08/05/2009 08:08 pm ET | Updated May 25, 2011

The power of publicity couldn't be easier (or less expensive) than right now. Social media, social networks and better access to media and blog connections has put new capabilities in the hands of entrepreneurs and executives to tap outlets regarding news and articles on their companies. In the past, this was tough at best. Today, more journalists and bloggers are better accessible and more willing to be part of the business community than ever before. However, with this expanded opportunity and new media landscape comes a lot of new dynamics and rules. These past few weeks, conversations have been buzzing on the topic, in part surrounding the new book, Putting The Public Back in Public Relations. It sparked a discussion among the women entrepreneurs and executives in my world. Media coverage can do tons for your company. But, in a new media market, how should you be doing PR now?

"PR needs to be completely redefined," said friend and fellow entrepreneur Nicole Jordan, who boasts nearly a decade in the business. "It means knowing how to connect with all of our 'publics.' For me, mine are current and potential customers and partners, data providers, investors, employees, thought leaders in my industry -- publics are how YOU define them."

"A hit in USA Today doesn't guarantee you are hitting YOUR public, the one your business really needs," Jordan adds.

If anybody would know, it's Jordan. As one of the most connected women on the Internet and in technology business, she's known for her high level connections and talent for putting people together. She's been a driving force behind some of the industry's best campaigns and projects. "The needed tool set from PR has vastly expanded due to the Internet and social web, creating an entirely new set of skills that most practitioners don't know how to use in a complimentary manner."

Today's women entrepreneurs and executives couldn't agree more.

"I had hired someone to help with PR and after a month, found that he didn't really understand the market.

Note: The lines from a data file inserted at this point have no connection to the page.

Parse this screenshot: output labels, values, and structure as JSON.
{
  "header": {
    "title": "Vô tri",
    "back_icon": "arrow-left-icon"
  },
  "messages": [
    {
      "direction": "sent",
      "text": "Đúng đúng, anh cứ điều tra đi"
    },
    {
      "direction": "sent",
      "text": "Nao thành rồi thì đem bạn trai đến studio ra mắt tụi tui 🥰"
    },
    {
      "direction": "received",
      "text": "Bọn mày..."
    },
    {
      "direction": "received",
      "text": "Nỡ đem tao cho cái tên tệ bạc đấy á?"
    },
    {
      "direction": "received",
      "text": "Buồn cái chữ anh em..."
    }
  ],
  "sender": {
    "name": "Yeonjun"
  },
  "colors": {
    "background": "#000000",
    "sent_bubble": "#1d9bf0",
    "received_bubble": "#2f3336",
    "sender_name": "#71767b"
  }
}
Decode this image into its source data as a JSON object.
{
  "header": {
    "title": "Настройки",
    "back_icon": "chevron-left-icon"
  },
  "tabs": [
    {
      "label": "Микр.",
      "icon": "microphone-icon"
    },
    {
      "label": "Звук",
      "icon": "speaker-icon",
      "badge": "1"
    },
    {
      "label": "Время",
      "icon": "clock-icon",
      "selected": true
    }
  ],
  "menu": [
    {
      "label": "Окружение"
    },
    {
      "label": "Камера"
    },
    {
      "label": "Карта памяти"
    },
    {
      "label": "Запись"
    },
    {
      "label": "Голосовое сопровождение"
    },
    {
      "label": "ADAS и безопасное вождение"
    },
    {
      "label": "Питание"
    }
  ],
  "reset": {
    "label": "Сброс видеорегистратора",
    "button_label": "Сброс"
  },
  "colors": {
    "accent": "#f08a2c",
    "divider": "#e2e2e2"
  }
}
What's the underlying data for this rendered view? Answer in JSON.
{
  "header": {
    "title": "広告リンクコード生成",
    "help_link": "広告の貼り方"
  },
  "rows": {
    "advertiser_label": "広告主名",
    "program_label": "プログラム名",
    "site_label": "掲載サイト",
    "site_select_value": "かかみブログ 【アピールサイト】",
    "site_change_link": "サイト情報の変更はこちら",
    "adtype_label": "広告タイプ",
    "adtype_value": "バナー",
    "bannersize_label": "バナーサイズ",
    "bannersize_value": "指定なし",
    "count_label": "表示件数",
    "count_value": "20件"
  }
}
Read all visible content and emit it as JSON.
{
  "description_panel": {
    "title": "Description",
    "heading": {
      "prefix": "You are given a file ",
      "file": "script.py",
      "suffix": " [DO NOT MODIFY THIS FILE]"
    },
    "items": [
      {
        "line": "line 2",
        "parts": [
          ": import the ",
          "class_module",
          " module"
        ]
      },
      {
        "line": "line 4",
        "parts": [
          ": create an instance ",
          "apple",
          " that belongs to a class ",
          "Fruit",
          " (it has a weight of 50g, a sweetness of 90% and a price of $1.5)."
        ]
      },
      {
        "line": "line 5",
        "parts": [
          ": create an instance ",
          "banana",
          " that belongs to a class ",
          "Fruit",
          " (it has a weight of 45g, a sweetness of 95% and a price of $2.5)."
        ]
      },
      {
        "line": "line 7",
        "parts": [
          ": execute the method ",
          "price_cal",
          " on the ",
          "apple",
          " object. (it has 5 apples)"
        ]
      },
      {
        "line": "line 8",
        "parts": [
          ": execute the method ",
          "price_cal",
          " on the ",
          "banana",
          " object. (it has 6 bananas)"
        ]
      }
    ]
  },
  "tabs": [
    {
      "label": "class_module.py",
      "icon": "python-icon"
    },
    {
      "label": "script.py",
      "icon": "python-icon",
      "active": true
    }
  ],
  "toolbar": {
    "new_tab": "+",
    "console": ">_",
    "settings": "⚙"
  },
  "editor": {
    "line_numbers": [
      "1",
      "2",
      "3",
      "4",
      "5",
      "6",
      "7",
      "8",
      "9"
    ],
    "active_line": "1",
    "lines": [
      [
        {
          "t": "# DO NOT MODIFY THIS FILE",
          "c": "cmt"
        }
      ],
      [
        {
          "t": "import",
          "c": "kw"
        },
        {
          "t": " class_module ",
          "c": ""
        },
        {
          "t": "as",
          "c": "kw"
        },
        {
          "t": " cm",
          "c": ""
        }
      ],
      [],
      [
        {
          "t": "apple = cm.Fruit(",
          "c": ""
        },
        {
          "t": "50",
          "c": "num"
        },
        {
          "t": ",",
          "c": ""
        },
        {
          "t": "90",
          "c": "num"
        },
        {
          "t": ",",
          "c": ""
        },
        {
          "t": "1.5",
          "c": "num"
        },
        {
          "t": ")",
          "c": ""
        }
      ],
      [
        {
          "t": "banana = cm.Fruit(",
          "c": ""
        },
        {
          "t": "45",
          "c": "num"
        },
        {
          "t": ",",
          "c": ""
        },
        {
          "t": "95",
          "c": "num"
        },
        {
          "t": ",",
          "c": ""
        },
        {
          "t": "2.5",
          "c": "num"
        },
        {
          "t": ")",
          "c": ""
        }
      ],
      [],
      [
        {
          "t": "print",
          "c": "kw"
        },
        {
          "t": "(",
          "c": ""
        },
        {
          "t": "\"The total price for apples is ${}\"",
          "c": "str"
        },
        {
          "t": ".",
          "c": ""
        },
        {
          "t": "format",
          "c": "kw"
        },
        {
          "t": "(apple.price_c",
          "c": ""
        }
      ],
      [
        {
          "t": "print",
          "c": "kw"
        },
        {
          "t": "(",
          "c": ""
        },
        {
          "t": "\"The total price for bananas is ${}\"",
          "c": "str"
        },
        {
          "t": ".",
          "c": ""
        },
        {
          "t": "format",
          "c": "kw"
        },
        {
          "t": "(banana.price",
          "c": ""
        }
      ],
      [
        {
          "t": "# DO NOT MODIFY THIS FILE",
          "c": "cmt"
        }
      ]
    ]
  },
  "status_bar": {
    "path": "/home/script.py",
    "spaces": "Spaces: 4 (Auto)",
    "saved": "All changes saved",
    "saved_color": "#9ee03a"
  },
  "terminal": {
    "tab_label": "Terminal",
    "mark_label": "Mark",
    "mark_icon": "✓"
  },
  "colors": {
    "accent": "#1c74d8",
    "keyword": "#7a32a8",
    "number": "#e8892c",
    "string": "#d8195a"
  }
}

He rarely had anything to update me on and constantly talked about how difficult it was to reach the press we needed," shared one female entrepreneur who had asked to remain anonymous. "We stopped working with the firm and began doing a lot of the work ourselves. We get responses from journalists and bloggers, and it has resulted in a few articles. I wouldn't recommend this for everybody, but with budgets tight, we can't take the risk of spending money without results."

For Jordan, public relations is seen from a business view point. As she writes on her blog (which also regularly lists local Los Angeles tech/Internet industry events), her approach is to "listen to what my company needs and develop programs from there, and media relations is just a fraction of my tool kit." Among her strategies are weekly meetings with each department, engaging with customers and partners, and participating in executive planning meetings. "Every day I approach my job and the decisions I make with the question: How will this contribute to our goals? I never ask the question, 'How will this contribute to our awareness."

When it comes to the new world of PR, wiser words couldn't be spoken. Power Girls know the PR playing field has changed -- and they're making the adjustment.